Music Therapy

Music Therapy

You may know about music therapy, or perhaps you don’t know the concept. Some medical professionals swear by it, though. They can point to various clinical examples where it has helped people.

If you need treatment for addiction, it may turn out to be something that you want to look into seriously. You can find clinics where you can undergo this kind of therapy, but first, we should ensure you know about some of the advantages and limitations. We’ll discuss both in turn.

What Exactly is Music Therapy?

First, let’s give you a music therapy definition so you know what we mean. Music therapy means music as an intervention method if you’re struggling in some way. Some clinicians have seen positive effects if they treat patients with music.

You might undergo music therapy if you have substance abuse issues. You may try it if you have anger management problems. Some individuals who have received an autism diagnosis also use it.

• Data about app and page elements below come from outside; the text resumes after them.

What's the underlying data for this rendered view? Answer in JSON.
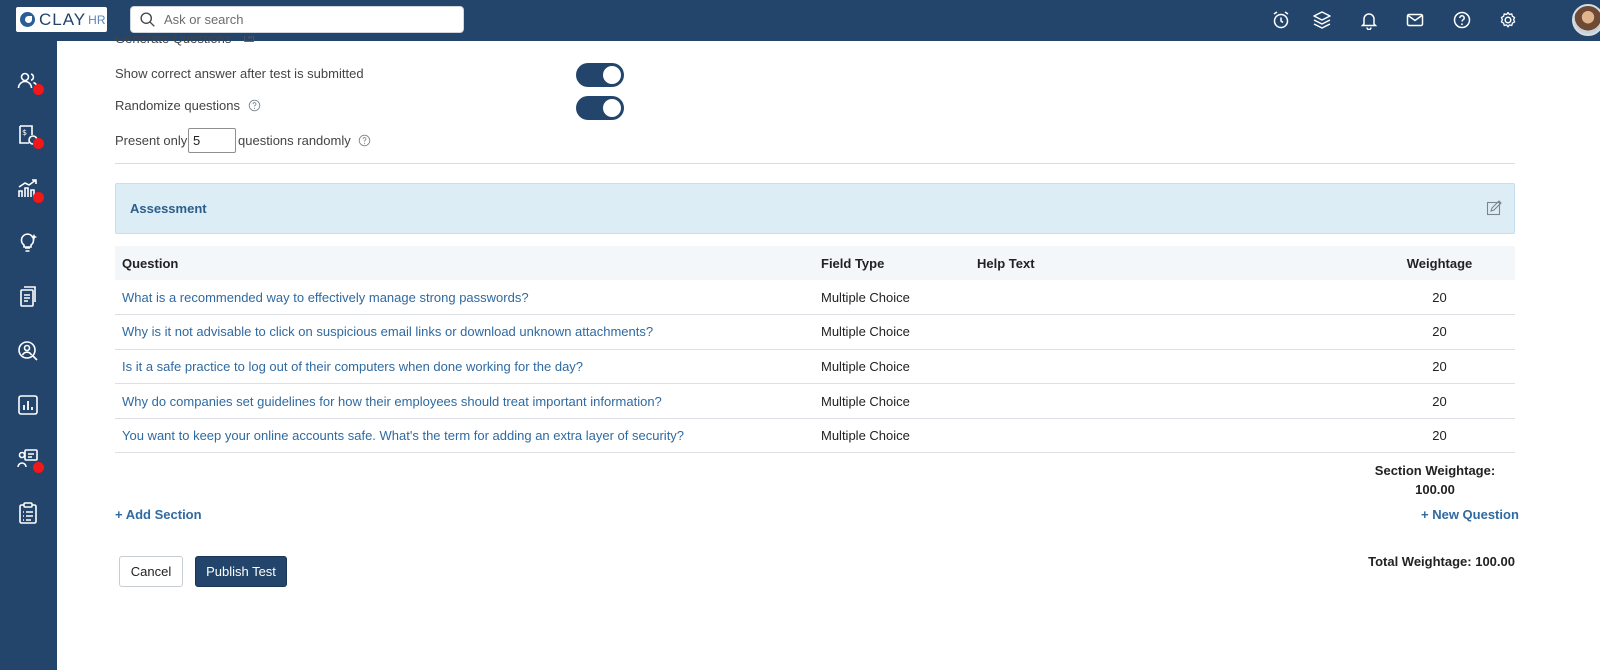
{
  "brand": {
    "logo_text": "CLAY",
    "logo_suffix": "HR"
  },
  "search": {
    "placeholder": "Ask or search"
  },
  "settings": {
    "generate_questions_label": "Generate Questions",
    "show_correct_answer_label": "Show correct answer after test is submitted",
    "show_correct_answer_on": true,
    "randomize_label": "Randomize questions",
    "randomize_on": true,
    "present_only_prefix": "Present only",
    "present_only_value": "5",
    "present_only_suffix": "questions randomly"
  },
  "section": {
    "title": "Assessment"
  },
  "table": {
    "headers": {
      "question": "Question",
      "field_type": "Field Type",
      "help_text": "Help Text",
      "weightage": "Weightage"
    },
    "rows": [
      {
        "question": "What is a recommended way to effectively manage strong passwords?",
        "field_type": "Multiple Choice",
        "help_text": "",
        "weightage": "20"
      },
      {
        "question": "Why is it not advisable to click on suspicious email links or download unknown attachments?",
        "field_type": "Multiple Choice",
        "help_text": "",
        "weightage": "20"
      },
      {
        "question": "Is it a safe practice to log out of their computers when done working for the day?",
        "field_type": "Multiple Choice",
        "help_text": "",
        "weightage": "20"
      },
      {
        "question": "Why do companies set guidelines for how their employees should treat important information?",
        "field_type": "Multiple Choice",
        "help_text": "",
        "weightage": "20"
      },
      {
        "question": "You want to keep your online accounts safe. What's the term for adding an extra layer of security?",
        "field_type": "Multiple Choice",
        "help_text": "",
        "weightage": "20"
      }
    ]
  },
  "section_weightage": {
    "label": "Section Weightage:",
    "value": "100.00"
  },
  "actions": {
    "add_section": "+ Add Section",
    "new_question": "+ New Question",
    "cancel": "Cancel",
    "publish": "Publish Test",
    "total_weightage": "Total Weightage: 100.00"
  },
  "colors": {
    "nav": "#23456b",
    "accent_link": "#2f6aa1",
    "section_bg": "#dcedf6",
    "badge": "#f01818"
  },
  "icons": {
    "topbar": [
      "alarm-clock-icon",
      "layers-icon",
      "bell-icon",
      "mail-icon",
      "help-circle-icon",
      "gear-icon"
    ],
    "sidebar": [
      "people-icon",
      "payroll-icon",
      "growth-chart-icon",
      "lightbulb-icon",
      "documents-icon",
      "user-search-icon",
      "bar-chart-icon",
      "learning-icon",
      "clipboard-icon"
    ]
  }
}
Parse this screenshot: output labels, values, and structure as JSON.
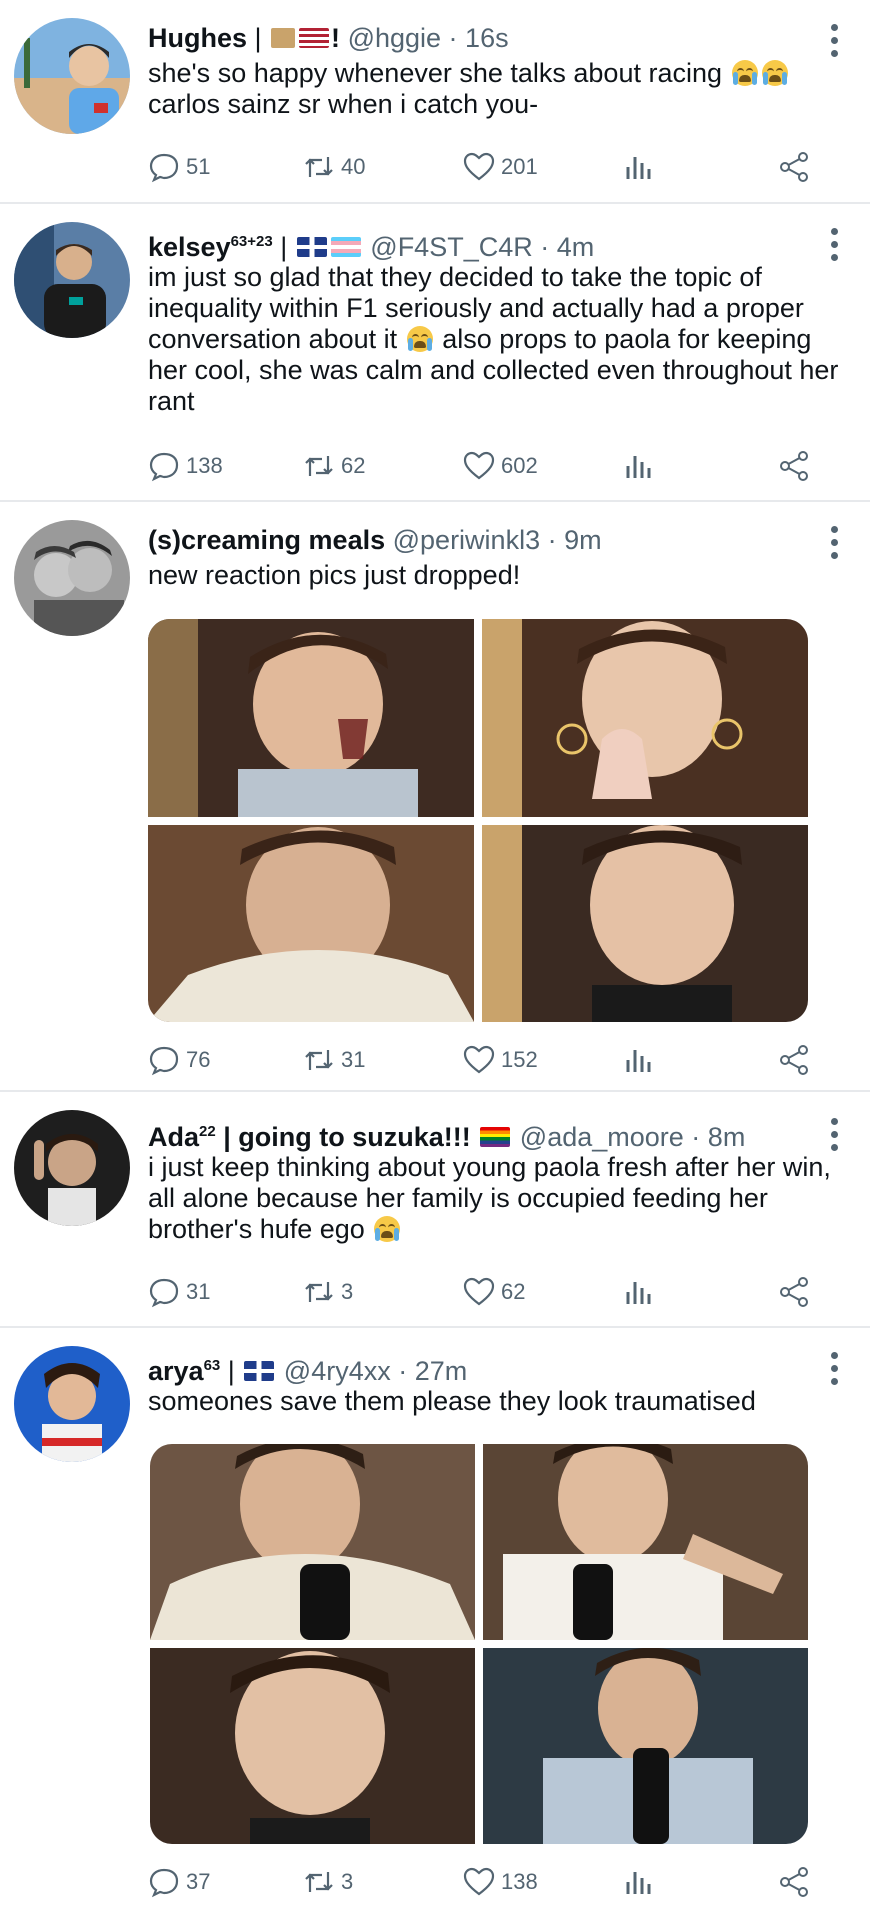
{
  "tweets": [
    {
      "name": "Hughes",
      "name_suffix": "!",
      "handle": "@hggie",
      "time": "16s",
      "text": "she's so happy whenever she talks about racing",
      "text2": "carlos sainz sr when i catch you-",
      "replies": "51",
      "retweets": "40",
      "likes": "201"
    },
    {
      "name": "kelsey",
      "name_sup": "63+23",
      "handle": "@F4ST_C4R",
      "time": "4m",
      "text": "im just so glad that they decided to take the topic of inequality within F1 seriously and actually had a proper conversation about it",
      "text_after": "also props to paola for keeping her cool, she was calm and collected even throughout her rant",
      "replies": "138",
      "retweets": "62",
      "likes": "602"
    },
    {
      "name": "(s)creaming meals",
      "handle": "@periwinkl3",
      "time": "9m",
      "text": "new reaction pics just dropped!",
      "replies": "76",
      "retweets": "31",
      "likes": "152"
    },
    {
      "name": "Ada",
      "name_sup": "22",
      "name_rest": "| going to suzuka!!!",
      "handle": "@ada_moore",
      "time": "8m",
      "text": "i just keep thinking about young paola fresh after her win, all alone because her family is occupied feeding her brother's hufe ego",
      "replies": "31",
      "retweets": "3",
      "likes": "62"
    },
    {
      "name": "arya",
      "name_sup": "63",
      "handle": "@4ry4xx",
      "time": "27m",
      "text": "someones save them please they look traumatised",
      "replies": "37",
      "retweets": "3",
      "likes": "138"
    }
  ],
  "icons": {
    "reply": "reply-icon",
    "retweet": "retweet-icon",
    "like": "heart-icon",
    "views": "views-icon",
    "share": "share-icon",
    "more": "more-icon"
  },
  "colors": {
    "text": "#0f1419",
    "secondary": "#536471",
    "divider": "#e7e9ec"
  }
}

What Are Some of Its Advantages?

If you undertake a music therapy treatment course, or if you just give it a try to see whether it can help you, one of the main advantages is that you’re not treating your condition with drugs.

There are some individuals with no issue ingesting substances to get a problematic or troublesome condition under control. Others would prefer other treatments before resorting to chemicals, though.

Music therapy is gentle. If you undertake it, it’s usually as simple as listening to calming music in a peaceful setting.

As such, it’s very noninvasive, and some people like that. Also, it has a very good proven track record of success for a number of different conditions. It’s hard to argue with the results.

What About Some Notable Disadvantages?

Music therapy does have its detractors. Many times, if you have someone who doesn’t like music therapy, that’s because it didn’t work for them.

Even though we mentioned this treatment course having a good track record, it’s not as though these kinds of treatments work for everyone. Of course, that’s true with virtually any type of therapy that you can try. No treatment has a 100% success rate.

Some individuals also feel that music therapy is basically a way of inducing a placebo effect. They might try it, but they feel that it’s not effective, and so they may badmouth it for that reason.

Even though it has been a positive in the lives of many, if you try it and aren’t willing to give it a fair chance, it’s more likely that it won’t have the healing effects that your doctor or therapist hopes. You can say that about many kinds of clinical treatment, but for something like music therapy, there’s more of a chance of this drawback.

It has been pretty well established that patients who are more willing to give this kind of treatment a chance are more likely to see some actual benefits from it. Still, even if you’re skeptical, it’s well worth a try.